%%

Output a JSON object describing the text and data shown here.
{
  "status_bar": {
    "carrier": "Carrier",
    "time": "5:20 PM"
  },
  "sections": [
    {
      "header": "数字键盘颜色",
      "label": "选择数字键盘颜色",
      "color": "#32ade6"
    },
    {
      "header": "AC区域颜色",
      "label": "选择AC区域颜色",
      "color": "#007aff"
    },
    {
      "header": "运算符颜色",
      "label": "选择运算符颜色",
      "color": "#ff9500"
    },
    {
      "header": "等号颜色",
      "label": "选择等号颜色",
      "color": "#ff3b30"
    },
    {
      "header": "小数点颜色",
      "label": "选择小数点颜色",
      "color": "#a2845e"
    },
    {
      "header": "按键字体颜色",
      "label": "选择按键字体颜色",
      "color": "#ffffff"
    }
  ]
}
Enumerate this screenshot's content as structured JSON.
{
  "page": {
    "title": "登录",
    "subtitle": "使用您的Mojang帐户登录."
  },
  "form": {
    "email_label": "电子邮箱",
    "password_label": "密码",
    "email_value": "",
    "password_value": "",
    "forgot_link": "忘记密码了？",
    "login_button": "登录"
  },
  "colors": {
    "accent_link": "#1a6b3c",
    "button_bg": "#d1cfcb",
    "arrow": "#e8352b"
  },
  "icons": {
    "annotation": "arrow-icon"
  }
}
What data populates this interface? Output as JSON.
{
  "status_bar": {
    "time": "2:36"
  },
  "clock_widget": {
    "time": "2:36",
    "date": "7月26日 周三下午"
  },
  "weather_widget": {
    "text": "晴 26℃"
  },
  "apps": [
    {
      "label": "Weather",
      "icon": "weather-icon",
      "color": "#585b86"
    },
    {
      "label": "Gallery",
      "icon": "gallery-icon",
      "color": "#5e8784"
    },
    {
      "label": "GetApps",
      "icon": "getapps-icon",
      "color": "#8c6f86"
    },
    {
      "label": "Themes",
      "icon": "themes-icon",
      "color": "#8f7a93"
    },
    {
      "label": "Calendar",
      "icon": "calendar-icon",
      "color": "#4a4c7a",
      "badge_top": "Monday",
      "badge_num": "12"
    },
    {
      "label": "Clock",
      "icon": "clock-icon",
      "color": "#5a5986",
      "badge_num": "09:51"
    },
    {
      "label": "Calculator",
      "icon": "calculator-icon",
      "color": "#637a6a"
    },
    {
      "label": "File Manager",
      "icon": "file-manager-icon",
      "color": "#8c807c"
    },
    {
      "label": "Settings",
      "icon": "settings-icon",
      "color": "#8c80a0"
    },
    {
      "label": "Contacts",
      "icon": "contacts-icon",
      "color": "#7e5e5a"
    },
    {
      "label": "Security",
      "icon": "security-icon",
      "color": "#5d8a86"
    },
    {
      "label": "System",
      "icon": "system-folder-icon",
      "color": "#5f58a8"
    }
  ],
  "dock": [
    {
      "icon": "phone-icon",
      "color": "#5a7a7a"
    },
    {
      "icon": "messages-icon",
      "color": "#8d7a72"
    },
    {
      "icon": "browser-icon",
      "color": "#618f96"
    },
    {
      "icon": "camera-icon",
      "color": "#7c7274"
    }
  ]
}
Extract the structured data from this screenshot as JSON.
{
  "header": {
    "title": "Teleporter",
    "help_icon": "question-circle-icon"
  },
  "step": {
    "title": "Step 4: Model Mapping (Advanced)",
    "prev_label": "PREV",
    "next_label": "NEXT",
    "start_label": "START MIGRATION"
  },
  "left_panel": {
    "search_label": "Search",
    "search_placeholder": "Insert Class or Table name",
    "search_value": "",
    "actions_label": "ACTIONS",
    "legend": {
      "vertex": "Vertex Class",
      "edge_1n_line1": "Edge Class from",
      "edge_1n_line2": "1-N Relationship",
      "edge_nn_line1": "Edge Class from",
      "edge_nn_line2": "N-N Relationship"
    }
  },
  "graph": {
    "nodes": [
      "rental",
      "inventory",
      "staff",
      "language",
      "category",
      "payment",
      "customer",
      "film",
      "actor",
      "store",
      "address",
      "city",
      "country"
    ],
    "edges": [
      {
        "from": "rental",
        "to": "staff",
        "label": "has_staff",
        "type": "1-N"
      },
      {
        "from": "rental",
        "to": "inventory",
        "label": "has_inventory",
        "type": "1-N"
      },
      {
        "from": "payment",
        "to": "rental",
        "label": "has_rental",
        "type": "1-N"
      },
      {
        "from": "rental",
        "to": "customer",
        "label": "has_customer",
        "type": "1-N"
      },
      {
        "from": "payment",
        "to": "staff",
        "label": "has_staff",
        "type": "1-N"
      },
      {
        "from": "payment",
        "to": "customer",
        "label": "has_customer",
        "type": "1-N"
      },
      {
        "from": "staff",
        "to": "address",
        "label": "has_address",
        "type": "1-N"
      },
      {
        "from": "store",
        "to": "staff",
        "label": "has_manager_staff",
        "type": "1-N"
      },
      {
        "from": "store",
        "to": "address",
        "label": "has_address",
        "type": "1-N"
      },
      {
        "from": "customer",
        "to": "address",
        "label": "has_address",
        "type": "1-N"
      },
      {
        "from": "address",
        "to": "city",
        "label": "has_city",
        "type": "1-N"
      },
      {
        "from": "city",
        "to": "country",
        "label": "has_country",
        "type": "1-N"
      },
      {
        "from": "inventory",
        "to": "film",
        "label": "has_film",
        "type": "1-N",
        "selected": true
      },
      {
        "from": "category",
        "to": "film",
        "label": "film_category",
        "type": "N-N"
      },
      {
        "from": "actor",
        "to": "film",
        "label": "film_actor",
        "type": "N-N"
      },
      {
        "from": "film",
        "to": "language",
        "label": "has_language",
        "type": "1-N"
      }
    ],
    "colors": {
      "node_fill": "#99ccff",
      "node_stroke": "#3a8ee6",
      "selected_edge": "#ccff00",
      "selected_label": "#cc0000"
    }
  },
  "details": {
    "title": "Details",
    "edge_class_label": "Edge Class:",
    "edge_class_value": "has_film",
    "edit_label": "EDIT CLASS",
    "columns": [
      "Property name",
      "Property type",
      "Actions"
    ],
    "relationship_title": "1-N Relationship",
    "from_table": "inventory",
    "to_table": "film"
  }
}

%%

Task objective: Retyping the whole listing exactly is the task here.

Result for this task:
Output a JSON object describing the text and data shown here.
{
  "status_bar": {
    "carrier": "Carrier",
    "time": "5:20 PM"
  },
  "sections": [
    {
      "header": "数字键盘颜色",
      "label": "选择数字键盘颜色",
      "color": "#32ade6"
    },
    {
      "header": "AC区域颜色",
      "label": "选择AC区域颜色",
      "color": "#007aff"
    },
    {
      "header": "运算符颜色",
      "label": "选择运算符颜色",
      "color": "#ff9500"
    },
    {
      "header": "等号颜色",
      "label": "选择等号颜色",
      "color": "#ff3b30"
    },
    {
      "header": "小数点颜色",
      "label": "选择小数点颜色",
      "color": "#a2845e"
    },
    {
      "header": "按键字体颜色",
      "label": "选择按键字体颜色",
      "color": "#ffffff"
    }
  ]
}
Enumerate this screenshot's content as structured JSON.
{
  "page": {
    "title": "登录",
    "subtitle": "使用您的Mojang帐户登录."
  },
  "form": {
    "email_label": "电子邮箱",
    "password_label": "密码",
    "email_value": "",
    "password_value": "",
    "forgot_link": "忘记密码了？",
    "login_button": "登录"
  },
  "colors": {
    "accent_link": "#1a6b3c",
    "button_bg": "#d1cfcb",
    "arrow": "#e8352b"
  },
  "icons": {
    "annotation": "arrow-icon"
  }
}
What data populates this interface? Output as JSON.
{
  "status_bar": {
    "time": "2:36"
  },
  "clock_widget": {
    "time": "2:36",
    "date": "7月26日 周三下午"
  },
  "weather_widget": {
    "text": "晴 26℃"
  },
  "apps": [
    {
      "label": "Weather",
      "icon": "weather-icon",
      "color": "#585b86"
    },
    {
      "label": "Gallery",
      "icon": "gallery-icon",
      "color": "#5e8784"
    },
    {
      "label": "GetApps",
      "icon": "getapps-icon",
      "color": "#8c6f86"
    },
    {
      "label": "Themes",
      "icon": "themes-icon",
      "color": "#8f7a93"
    },
    {
      "label": "Calendar",
      "icon": "calendar-icon",
      "color": "#4a4c7a",
      "badge_top": "Monday",
      "badge_num": "12"
    },
    {
      "label": "Clock",
      "icon": "clock-icon",
      "color": "#5a5986",
      "badge_num": "09:51"
    },
    {
      "label": "Calculator",
      "icon": "calculator-icon",
      "color": "#637a6a"
    },
    {
      "label": "File Manager",
      "icon": "file-manager-icon",
      "color": "#8c807c"
    },
    {
      "label": "Settings",
      "icon": "settings-icon",
      "color": "#8c80a0"
    },
    {
      "label": "Contacts",
      "icon": "contacts-icon",
      "color": "#7e5e5a"
    },
    {
      "label": "Security",
      "icon": "security-icon",
      "color": "#5d8a86"
    },
    {
      "label": "System",
      "icon": "system-folder-icon",
      "color": "#5f58a8"
    }
  ],
  "dock": [
    {
      "icon": "phone-icon",
      "color": "#5a7a7a"
    },
    {
      "icon": "messages-icon",
      "color": "#8d7a72"
    },
    {
      "icon": "browser-icon",
      "color": "#618f96"
    },
    {
      "icon": "camera-icon",
      "color": "#7c7274"
    }
  ]
}
Extract the structured data from this screenshot as JSON.
{
  "header": {
    "title": "Teleporter",
    "help_icon": "question-circle-icon"
  },
  "step": {
    "title": "Step 4: Model Mapping (Advanced)",
    "prev_label": "PREV",
    "next_label": "NEXT",
    "start_label": "START MIGRATION"
  },
  "left_panel": {
    "search_label": "Search",
    "search_placeholder": "Insert Class or Table name",
    "search_value": "",
    "actions_label": "ACTIONS",
    "legend": {
      "vertex": "Vertex Class",
      "edge_1n_line1": "Edge Class from",
      "edge_1n_line2": "1-N Relationship",
      "edge_nn_line1": "Edge Class from",
      "edge_nn_line2": "N-N Relationship"
    }
  },
  "graph": {
    "nodes": [
      "rental",
      "inventory",
      "staff",
      "language",
      "category",
      "payment",
      "customer",
      "film",
      "actor",
      "store",
      "address",
      "city",
      "country"
    ],
    "edges": [
      {
        "from": "rental",
        "to": "staff",
        "label": "has_staff",
        "type": "1-N"
      },
      {
        "from": "rental",
        "to": "inventory",
        "label": "has_inventory",
        "type": "1-N"
      },
      {
        "from": "payment",
        "to": "rental",
        "label": "has_rental",
        "type": "1-N"
      },
      {
        "from": "rental",
        "to": "customer",
        "label": "has_customer",
        "type": "1-N"
      },
      {
        "from": "payment",
        "to": "staff",
        "label": "has_staff",
        "type": "1-N"
      },
      {
        "from": "payment",
        "to": "customer",
        "label": "has_customer",
        "type": "1-N"
      },
      {
        "from": "staff",
        "to": "address",
        "label": "has_address",
        "type": "1-N"
      },
      {
        "from": "store",
        "to": "staff",
        "label": "has_manager_staff",
        "type": "1-N"
      },
      {
        "from": "store",
        "to": "address",
        "label": "has_address",
        "type": "1-N"
      },
      {
        "from": "customer",
        "to": "address",
        "label": "has_address",
        "type": "1-N"
      },
      {
        "from": "address",
        "to": "city",
        "label": "has_city",
        "type": "1-N"
      },
      {
        "from": "city",
        "to": "country",
        "label": "has_country",
        "type": "1-N"
      },
      {
        "from": "inventory",
        "to": "film",
        "label": "has_film",
        "type": "1-N",
        "selected": true
      },
      {
        "from": "category",
        "to": "film",
        "label": "film_category",
        "type": "N-N"
      },
      {
        "from": "actor",
        "to": "film",
        "label": "film_actor",
        "type": "N-N"
      },
      {
        "from": "film",
        "to": "language",
        "label": "has_language",
        "type": "1-N"
      }
    ],
    "colors": {
      "node_fill": "#99ccff",
      "node_stroke": "#3a8ee6",
      "selected_edge": "#ccff00",
      "selected_label": "#cc0000"
    }
  },
  "details": {
    "title": "Details",
    "edge_class_label": "Edge Class:",
    "edge_class_value": "has_film",
    "edit_label": "EDIT CLASS",
    "columns": [
      "Property name",
      "Property type",
      "Actions"
    ],
    "relationship_title": "1-N Relationship",
    "from_table": "inventory",
    "to_table": "film"
  }
}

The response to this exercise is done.